**Work to be completed:**
Copy all the entries below exactly, but not the pictures.

--- START ---

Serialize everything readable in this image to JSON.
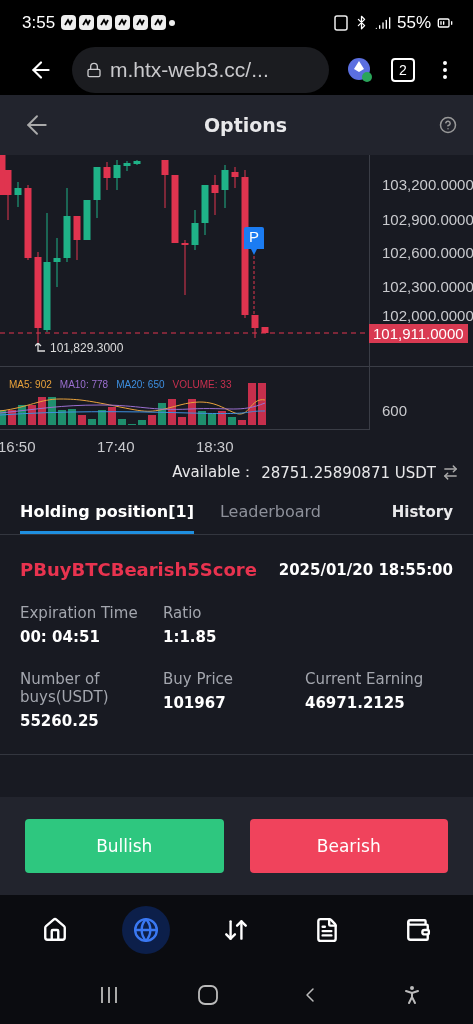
{
  "status_bar": {
    "time": "3:55",
    "battery": "55%"
  },
  "browser": {
    "url": "m.htx-web3.cc/...",
    "tab_count": "2"
  },
  "header": {
    "title": "Options"
  },
  "chart": {
    "price_ticks": [
      "103,200.0000",
      "102,900.0000",
      "102,600.0000",
      "102,300.0000",
      "102,000.0000"
    ],
    "current_price": "101,911.0000",
    "low_label": "101,829.3000",
    "marker": "P",
    "indicators": [
      {
        "label": "MA5: 902",
        "color": "#e9a23b"
      },
      {
        "label": "MA10: 778",
        "color": "#9b6fd0"
      },
      {
        "label": "MA20: 650",
        "color": "#3d8fe0"
      },
      {
        "label": "VOLUME: 33",
        "color": "#c9304f"
      }
    ],
    "volume_tick": "600",
    "time_ticks": [
      "16:50",
      "17:40",
      "18:30"
    ]
  },
  "available": {
    "label": "Available：",
    "value": "28751.25890871 USDT"
  },
  "tabs": [
    {
      "label": "Holding position[1]",
      "selected": true,
      "kind": "tab"
    },
    {
      "label": "Leaderboard",
      "selected": false,
      "kind": "tab"
    },
    {
      "label": "History",
      "selected": false,
      "kind": "link"
    }
  ],
  "position": {
    "name": "PBuyBTCBearish5Score",
    "time": "2025/01/20 18:55:00",
    "rows": [
      [
        {
          "label": "Expiration Time",
          "value": "00: 04:51"
        },
        {
          "label": "Ratio",
          "value": "1:1.85"
        }
      ],
      [
        {
          "label": "Number of buys(USDT)",
          "value": "55260.25"
        },
        {
          "label": "Buy Price",
          "value": "101967"
        },
        {
          "label": "Current Earning",
          "value": "46971.2125"
        }
      ]
    ]
  },
  "actions": [
    {
      "label": "Bullish",
      "kind": "bullish"
    },
    {
      "label": "Bearish",
      "kind": "bearish"
    }
  ],
  "bottom_nav": [
    {
      "selected": false
    },
    {
      "selected": true
    },
    {
      "selected": false
    },
    {
      "selected": false
    },
    {
      "selected": false
    }
  ]
}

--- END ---

**Exercise output:**
Serialize everything readable in this image to JSON.
{
  "status_bar": {
    "time": "3:55",
    "battery": "55%"
  },
  "browser": {
    "url": "m.htx-web3.cc/...",
    "tab_count": "2"
  },
  "header": {
    "title": "Options"
  },
  "chart": {
    "price_ticks": [
      "103,200.0000",
      "102,900.0000",
      "102,600.0000",
      "102,300.0000",
      "102,000.0000"
    ],
    "current_price": "101,911.0000",
    "low_label": "101,829.3000",
    "marker": "P",
    "indicators": [
      {
        "label": "MA5: 902",
        "color": "#e9a23b"
      },
      {
        "label": "MA10: 778",
        "color": "#9b6fd0"
      },
      {
        "label": "MA20: 650",
        "color": "#3d8fe0"
      },
      {
        "label": "VOLUME: 33",
        "color": "#c9304f"
      }
    ],
    "volume_tick": "600",
    "time_ticks": [
      "16:50",
      "17:40",
      "18:30"
    ]
  },
  "available": {
    "label": "Available：",
    "value": "28751.25890871 USDT"
  },
  "tabs": [
    {
      "label": "Holding position[1]",
      "selected": true,
      "kind": "tab"
    },
    {
      "label": "Leaderboard",
      "selected": false,
      "kind": "tab"
    },
    {
      "label": "History",
      "selected": false,
      "kind": "link"
    }
  ],
  "position": {
    "name": "PBuyBTCBearish5Score",
    "time": "2025/01/20 18:55:00",
    "rows": [
      [
        {
          "label": "Expiration Time",
          "value": "00: 04:51"
        },
        {
          "label": "Ratio",
          "value": "1:1.85"
        }
      ],
      [
        {
          "label": "Number of buys(USDT)",
          "value": "55260.25"
        },
        {
          "label": "Buy Price",
          "value": "101967"
        },
        {
          "label": "Current Earning",
          "value": "46971.2125"
        }
      ]
    ]
  },
  "actions": [
    {
      "label": "Bullish",
      "kind": "bullish"
    },
    {
      "label": "Bearish",
      "kind": "bearish"
    }
  ],
  "bottom_nav": [
    {
      "selected": false
    },
    {
      "selected": true
    },
    {
      "selected": false
    },
    {
      "selected": false
    },
    {
      "selected": false
    }
  ]
}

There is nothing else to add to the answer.